One expects it to be the big things that cause a person to lose one’s temper or control. Not so! It is the little things that do it, almost every time!
What are the main causes of friction between people? Morality, ethics, health, money, politics, religion, respect . . . There are too many to name. It is a fact of life that no two people are exactly the same – which makes it doubtful that any two people will have exactly the same values attached to friction-elements or BPRs (a.k.a. Blood pressure rev’ers).
In the general course of life, we focus a lot of attention on the biggest BPRs as they are the most obvious and recognisable. The things we feel the strongest about are also the things we are most up front about – at least, I am. When you talk to / have a conversation with someone, odds are that you will let the other person know, one way or another, about your big BPRs. There is, of course, no guarantee that the other person will pick up on it, but you will put it out there and feel more in control. That’s the key. Control. You are ready, prepared to handle whatever happens next. Odds are that the big BPRs will be avoided, unless the other person feels more or less the same way.

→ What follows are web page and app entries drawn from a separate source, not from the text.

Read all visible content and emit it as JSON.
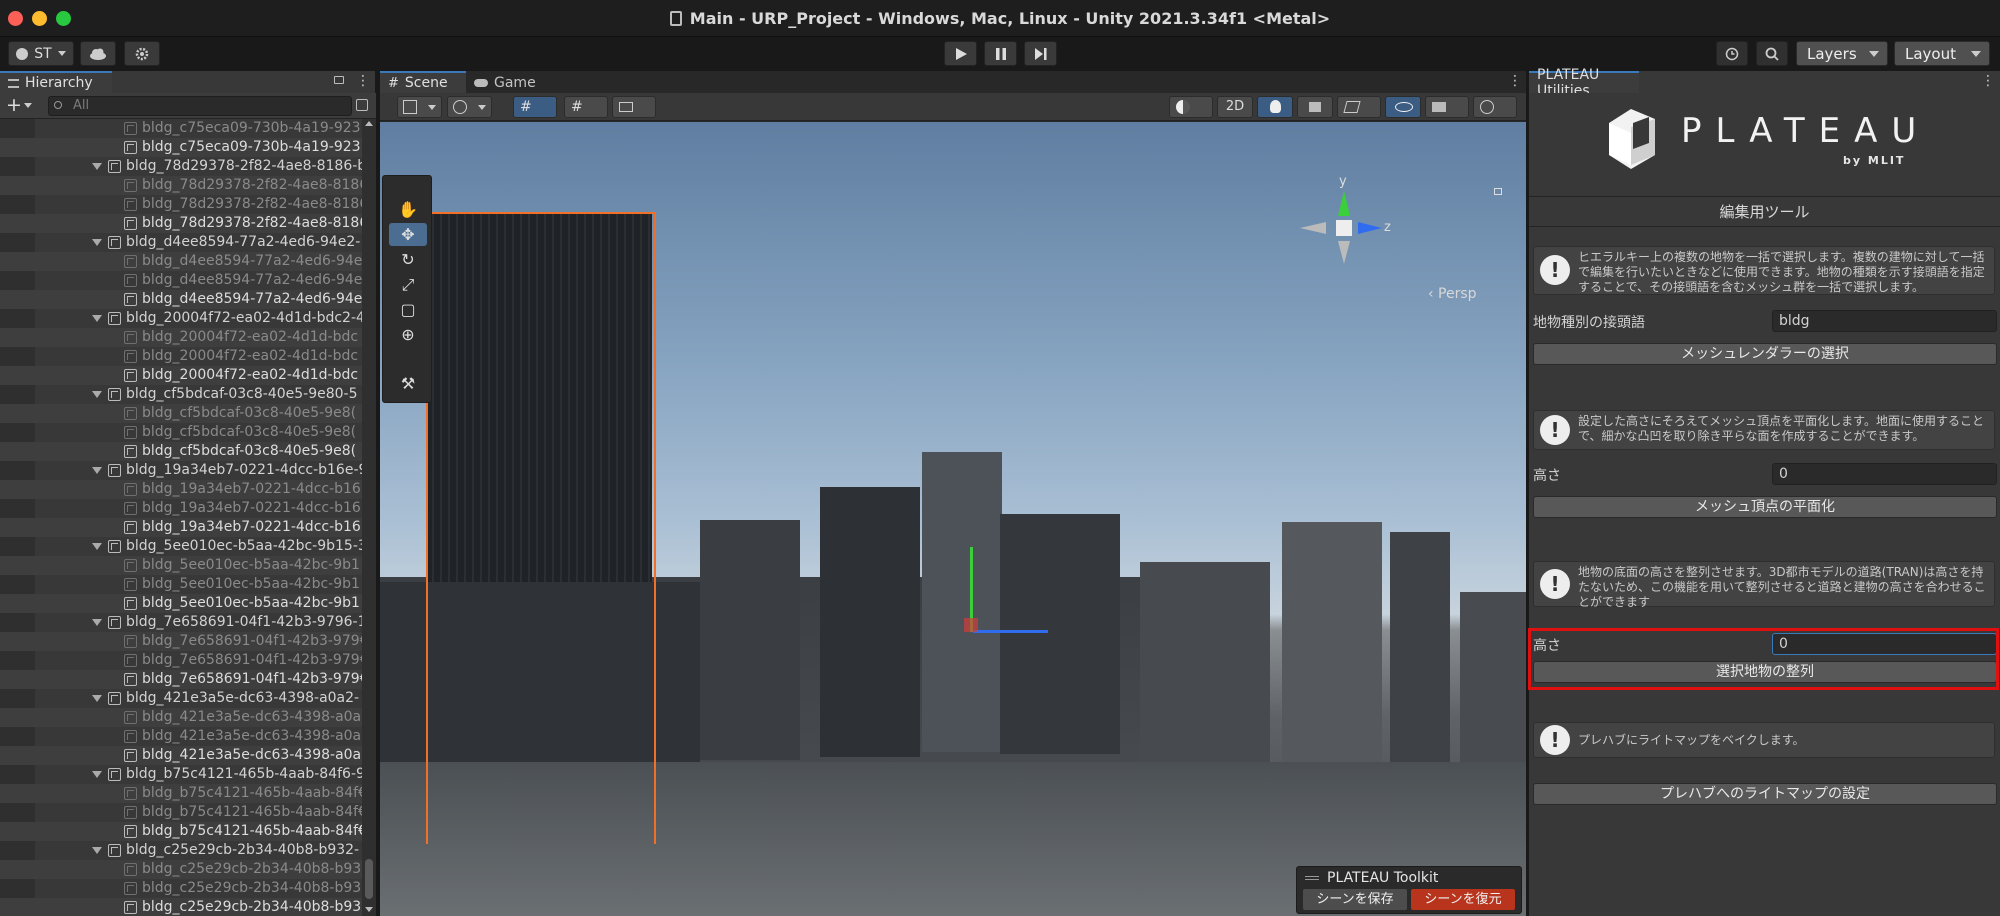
{
  "window": {
    "title": "Main - URP_Project - Windows, Mac, Linux - Unity 2021.3.34f1 <Metal>"
  },
  "toolbar": {
    "account_label": "ST",
    "layers_label": "Layers",
    "layout_label": "Layout"
  },
  "hierarchy": {
    "tab_label": "Hierarchy",
    "search_placeholder": "All",
    "rows": [
      {
        "text": "bldg_c75eca09-730b-4a19-923",
        "kind": "child"
      },
      {
        "text": "bldg_c75eca09-730b-4a19-923",
        "kind": "sel"
      },
      {
        "text": "bldg_78d29378-2f82-4ae8-8186-b",
        "kind": "parent"
      },
      {
        "text": "bldg_78d29378-2f82-4ae8-8186",
        "kind": "child"
      },
      {
        "text": "bldg_78d29378-2f82-4ae8-8186",
        "kind": "child"
      },
      {
        "text": "bldg_78d29378-2f82-4ae8-8186",
        "kind": "sel"
      },
      {
        "text": "bldg_d4ee8594-77a2-4ed6-94e2-",
        "kind": "parent"
      },
      {
        "text": "bldg_d4ee8594-77a2-4ed6-94e",
        "kind": "child"
      },
      {
        "text": "bldg_d4ee8594-77a2-4ed6-94e",
        "kind": "child"
      },
      {
        "text": "bldg_d4ee8594-77a2-4ed6-94e",
        "kind": "sel"
      },
      {
        "text": "bldg_20004f72-ea02-4d1d-bdc2-4",
        "kind": "parent"
      },
      {
        "text": "bldg_20004f72-ea02-4d1d-bdc",
        "kind": "child"
      },
      {
        "text": "bldg_20004f72-ea02-4d1d-bdc",
        "kind": "child"
      },
      {
        "text": "bldg_20004f72-ea02-4d1d-bdc",
        "kind": "sel"
      },
      {
        "text": "bldg_cf5bdcaf-03c8-40e5-9e80-5",
        "kind": "parent"
      },
      {
        "text": "bldg_cf5bdcaf-03c8-40e5-9e8(",
        "kind": "child"
      },
      {
        "text": "bldg_cf5bdcaf-03c8-40e5-9e8(",
        "kind": "child"
      },
      {
        "text": "bldg_cf5bdcaf-03c8-40e5-9e8(",
        "kind": "sel"
      },
      {
        "text": "bldg_19a34eb7-0221-4dcc-b16e-9",
        "kind": "parent"
      },
      {
        "text": "bldg_19a34eb7-0221-4dcc-b16",
        "kind": "child"
      },
      {
        "text": "bldg_19a34eb7-0221-4dcc-b16",
        "kind": "child"
      },
      {
        "text": "bldg_19a34eb7-0221-4dcc-b16",
        "kind": "sel"
      },
      {
        "text": "bldg_5ee010ec-b5aa-42bc-9b15-3",
        "kind": "parent"
      },
      {
        "text": "bldg_5ee010ec-b5aa-42bc-9b1!",
        "kind": "child"
      },
      {
        "text": "bldg_5ee010ec-b5aa-42bc-9b1!",
        "kind": "child"
      },
      {
        "text": "bldg_5ee010ec-b5aa-42bc-9b1!",
        "kind": "sel"
      },
      {
        "text": "bldg_7e658691-04f1-42b3-9796-1",
        "kind": "parent"
      },
      {
        "text": "bldg_7e658691-04f1-42b3-979€",
        "kind": "child"
      },
      {
        "text": "bldg_7e658691-04f1-42b3-979€",
        "kind": "child"
      },
      {
        "text": "bldg_7e658691-04f1-42b3-979€",
        "kind": "sel"
      },
      {
        "text": "bldg_421e3a5e-dc63-4398-a0a2-",
        "kind": "parent"
      },
      {
        "text": "bldg_421e3a5e-dc63-4398-a0a",
        "kind": "child"
      },
      {
        "text": "bldg_421e3a5e-dc63-4398-a0a",
        "kind": "child"
      },
      {
        "text": "bldg_421e3a5e-dc63-4398-a0a",
        "kind": "sel"
      },
      {
        "text": "bldg_b75c4121-465b-4aab-84f6-9",
        "kind": "parent"
      },
      {
        "text": "bldg_b75c4121-465b-4aab-84f€",
        "kind": "child"
      },
      {
        "text": "bldg_b75c4121-465b-4aab-84f€",
        "kind": "child"
      },
      {
        "text": "bldg_b75c4121-465b-4aab-84f€",
        "kind": "sel"
      },
      {
        "text": "bldg_c25e29cb-2b34-40b8-b932-",
        "kind": "parent"
      },
      {
        "text": "bldg_c25e29cb-2b34-40b8-b93",
        "kind": "child"
      },
      {
        "text": "bldg_c25e29cb-2b34-40b8-b93",
        "kind": "child"
      },
      {
        "text": "bldg_c25e29cb-2b34-40b8-b93",
        "kind": "sel"
      }
    ]
  },
  "scene": {
    "tab_scene": "Scene",
    "tab_game": "Game",
    "btn_2d": "2D",
    "axis_y": "y",
    "axis_z": "z",
    "persp_label": "‹ Persp",
    "toolkit": {
      "title": "PLATEAU Toolkit",
      "save": "シーンを保存",
      "restore": "シーンを復元"
    }
  },
  "inspector": {
    "tab_label": "PLATEAU Utilities",
    "logo_text": "PLATEAU",
    "logo_sub": "by MLIT",
    "section_title": "編集用ツール",
    "help1": "ヒエラルキー上の複数の地物を一括で選択します。複数の建物に対して一括で編集を行いたいときなどに使用できます。地物の種類を示す接頭語を指定することで、その接頭語を含むメッシュ群を一括で選択します。",
    "prefix_label": "地物種別の接頭語",
    "prefix_value": "bldg",
    "select_renderers": "メッシュレンダラーの選択",
    "help2": "設定した高さにそろえてメッシュ頂点を平面化します。地面に使用することで、細かな凸凹を取り除き平らな面を作成することができます。",
    "height_label_1": "高さ",
    "height_value_1": "0",
    "flatten_button": "メッシュ頂点の平面化",
    "help3": "地物の底面の高さを整列させます。3D都市モデルの道路(TRAN)は高さを持たないため、この機能を用いて整列させると道路と建物の高さを合わせることができます",
    "height_label_2": "高さ",
    "height_value_2": "0",
    "align_button": "選択地物の整列",
    "help4": "プレハブにライトマップをベイクします。",
    "lightmap_button": "プレハブへのライトマップの設定"
  },
  "colors": {
    "accent": "#3a79bb",
    "highlight_box": "#e01010",
    "selection_outline": "#f0702a"
  }
}
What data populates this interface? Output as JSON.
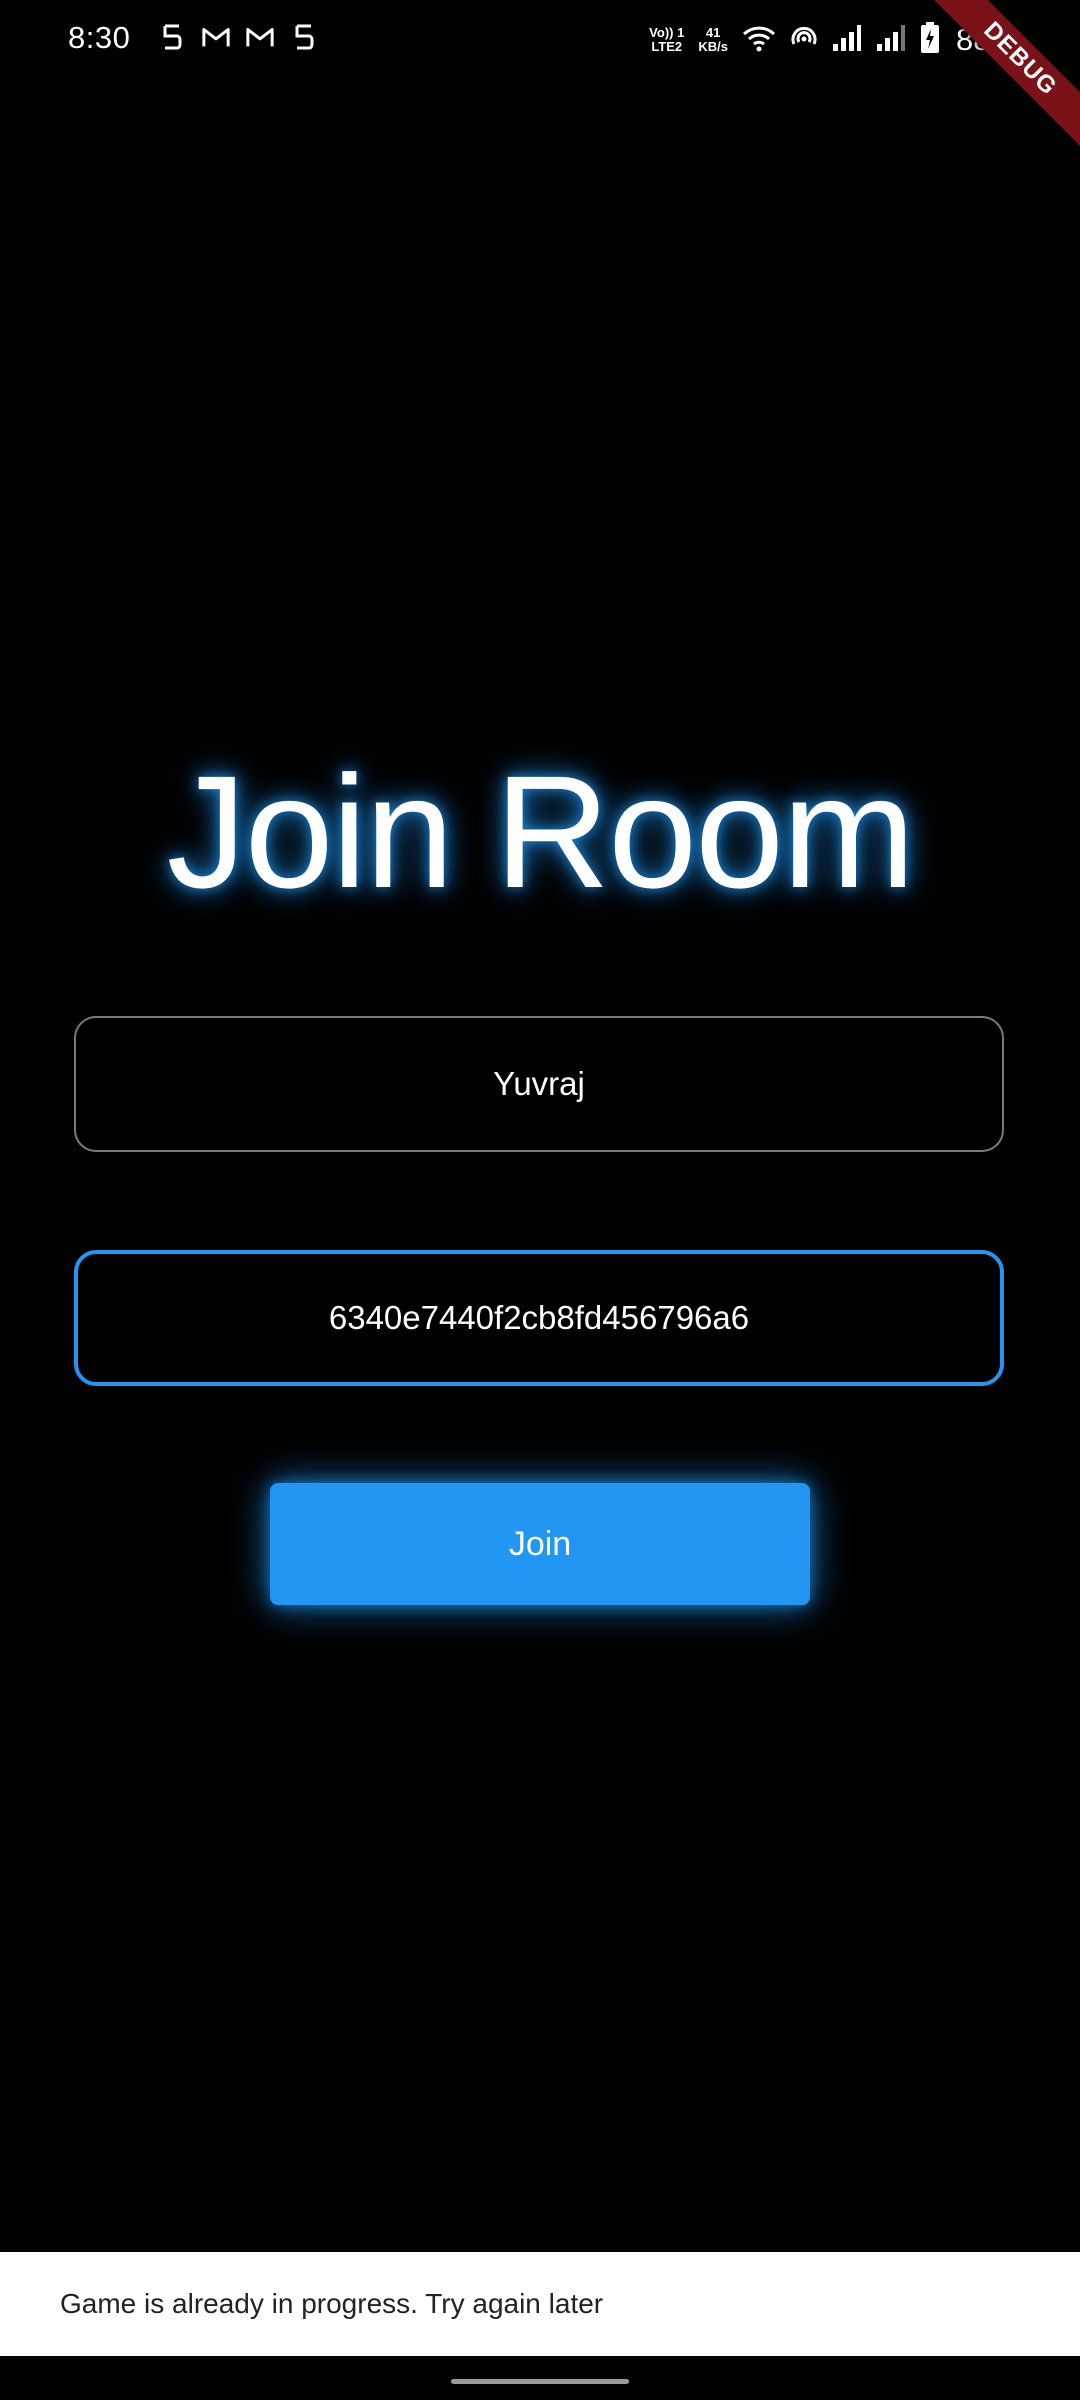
{
  "status_bar": {
    "time": "8:30",
    "net_top": "Vo)) 1",
    "net_bottom": "LTE2",
    "speed_value": "41",
    "speed_unit": "KB/s",
    "battery": "88%",
    "notification_icons": [
      "s-icon",
      "gmail-icon",
      "gmail-icon",
      "s-icon"
    ],
    "system_icons": [
      "wifi-icon",
      "hotspot-icon",
      "signal-1-icon",
      "signal-2-icon",
      "battery-charging-icon"
    ]
  },
  "debug_banner": "DEBUG",
  "title": "Join Room",
  "form": {
    "name_value": "Yuvraj",
    "room_id_value": "6340e7440f2cb8fd456796a6",
    "join_label": "Join"
  },
  "snackbar": {
    "message": "Game is already in progress. Try again later"
  },
  "colors": {
    "background": "#000000",
    "accent": "#2196f3",
    "snackbar_bg": "#ffffff",
    "debug_ribbon": "#7a1218"
  }
}
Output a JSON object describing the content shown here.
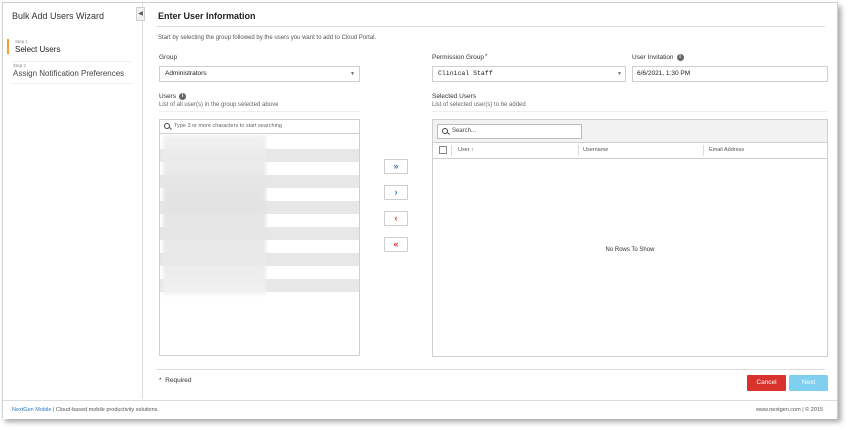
{
  "sidebar": {
    "title": "Bulk Add Users Wizard",
    "collapse_glyph": "◀",
    "steps": [
      {
        "num": "Step 1",
        "label": "Select Users"
      },
      {
        "num": "Step 2",
        "label": "Assign Notification Preferences"
      }
    ]
  },
  "main": {
    "title": "Enter User Information",
    "intro": "Start by selecting the group followed by the users you want to add to Cloud Portal.",
    "group": {
      "label": "Group",
      "value": "Administrators"
    },
    "permission_group": {
      "label": "Permission Group",
      "required_mark": "*",
      "value": "Clinical Staff"
    },
    "user_invitation": {
      "label": "User Invitation",
      "value": "6/6/2021, 1:30 PM"
    },
    "users": {
      "label": "Users",
      "sub": "List of all user(s) in the group selected above",
      "search_placeholder": "Type 3 or more characters to start searching"
    },
    "selected_users": {
      "label": "Selected Users",
      "sub": "List of selected user(s) to be added",
      "search_placeholder": "Search...",
      "columns": [
        "User",
        "Username",
        "Email Address"
      ],
      "sort_glyph": "↑",
      "empty_text": "No Rows To Show"
    },
    "move_buttons": {
      "add_all": "»",
      "add_one": "›",
      "remove_one": "‹",
      "remove_all": "«"
    },
    "info_glyph": "i",
    "required_note": {
      "mark": "*",
      "text": "Required"
    },
    "cancel_label": "Cancel",
    "next_label": "Next"
  },
  "footer": {
    "brand": "NextGen Mobile",
    "tagline": " | Cloud-based mobile productivity solutions.",
    "right": "www.nextgen.com | © 2015"
  },
  "colors": {
    "accent": "#2a7bbf",
    "cancel": "#d9322c",
    "next": "#7fd0ee",
    "active_step": "#f0a030"
  }
}
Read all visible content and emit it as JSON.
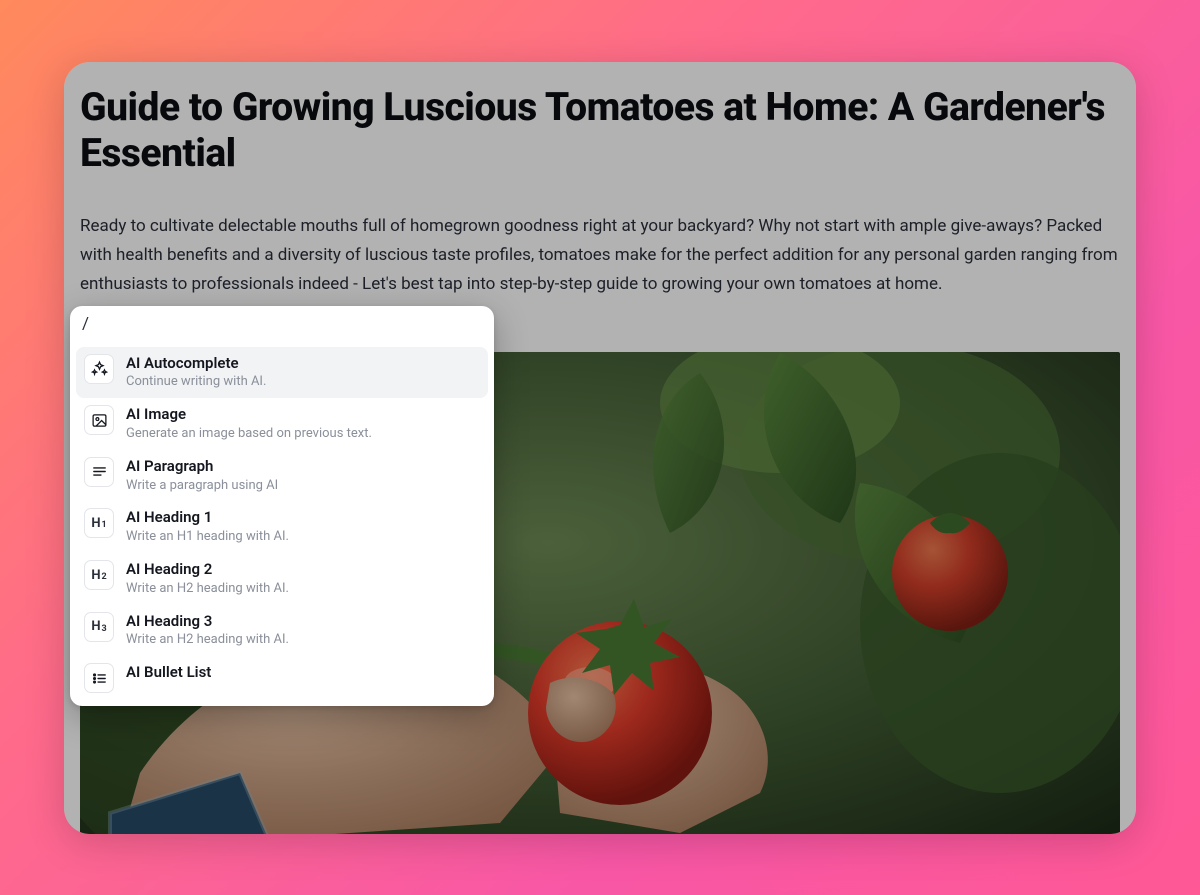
{
  "article": {
    "title": "Guide to Growing Luscious Tomatoes at Home: A Gardener's Essential",
    "intro": "Ready to cultivate delectable mouths full of homegrown goodness right at your backyard? Why not start with ample give-aways? Packed with health benefits and a diversity of luscious taste profiles, tomatoes make for the perfect addition for any personal garden ranging from enthusiasts to professionals indeed - Let's best tap into step-by-step guide to growing your own tomatoes at home."
  },
  "slash_menu": {
    "input": "/",
    "items": [
      {
        "icon": "sparkles",
        "title": "AI Autocomplete",
        "desc": "Continue writing with AI.",
        "selected": true
      },
      {
        "icon": "image",
        "title": "AI Image",
        "desc": "Generate an image based on previous text.",
        "selected": false
      },
      {
        "icon": "paragraph",
        "title": "AI Paragraph",
        "desc": "Write a paragraph using AI",
        "selected": false
      },
      {
        "icon": "H1",
        "title": "AI Heading 1",
        "desc": "Write an H1 heading with AI.",
        "selected": false
      },
      {
        "icon": "H2",
        "title": "AI Heading 2",
        "desc": "Write an H2 heading with AI.",
        "selected": false
      },
      {
        "icon": "H3",
        "title": "AI Heading 3",
        "desc": "Write an H2 heading with AI.",
        "selected": false
      },
      {
        "icon": "bullets",
        "title": "AI Bullet List",
        "desc": "",
        "selected": false
      }
    ]
  }
}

It is easy to forget the small BPRs because those are the ones we manage, right? Think again my friend! The small ones manage us, especially if we don’t pay attention to them. After all, they are only little irritating things that happen on a regular basis, most often when you live or work with other people. So what do we do? We flap an imaginary hand at an imaginary “fly”, silence our objections by ignoring them, all for the sake of working in harmony or to live in peace. Small BPRs remind me of creeper plants. When left to grow unchecked it can become a big, wild, ugly mess.
Now I want to refer to the small BPRs as creepers. And I want to try to manage them before they take over. My new approach, albeit theoretically, to anger management is this:
- Accept – I am different. I can’t be like anybody else. Everybody can’t be like me and it really is not fair to expect them to be.
- Take control – identify and recognise those creepers.
- Speak up – put the small BPRs out there, let people know that there is a problem. It doesn’t have to turn into a debate or argument, just a tactfully worded statement of fact.
- Maintain control – remember the real value you placed on a specific creeper and decide if it is worth it to get worked up about it.
Edited. Originally published: 07.11.2010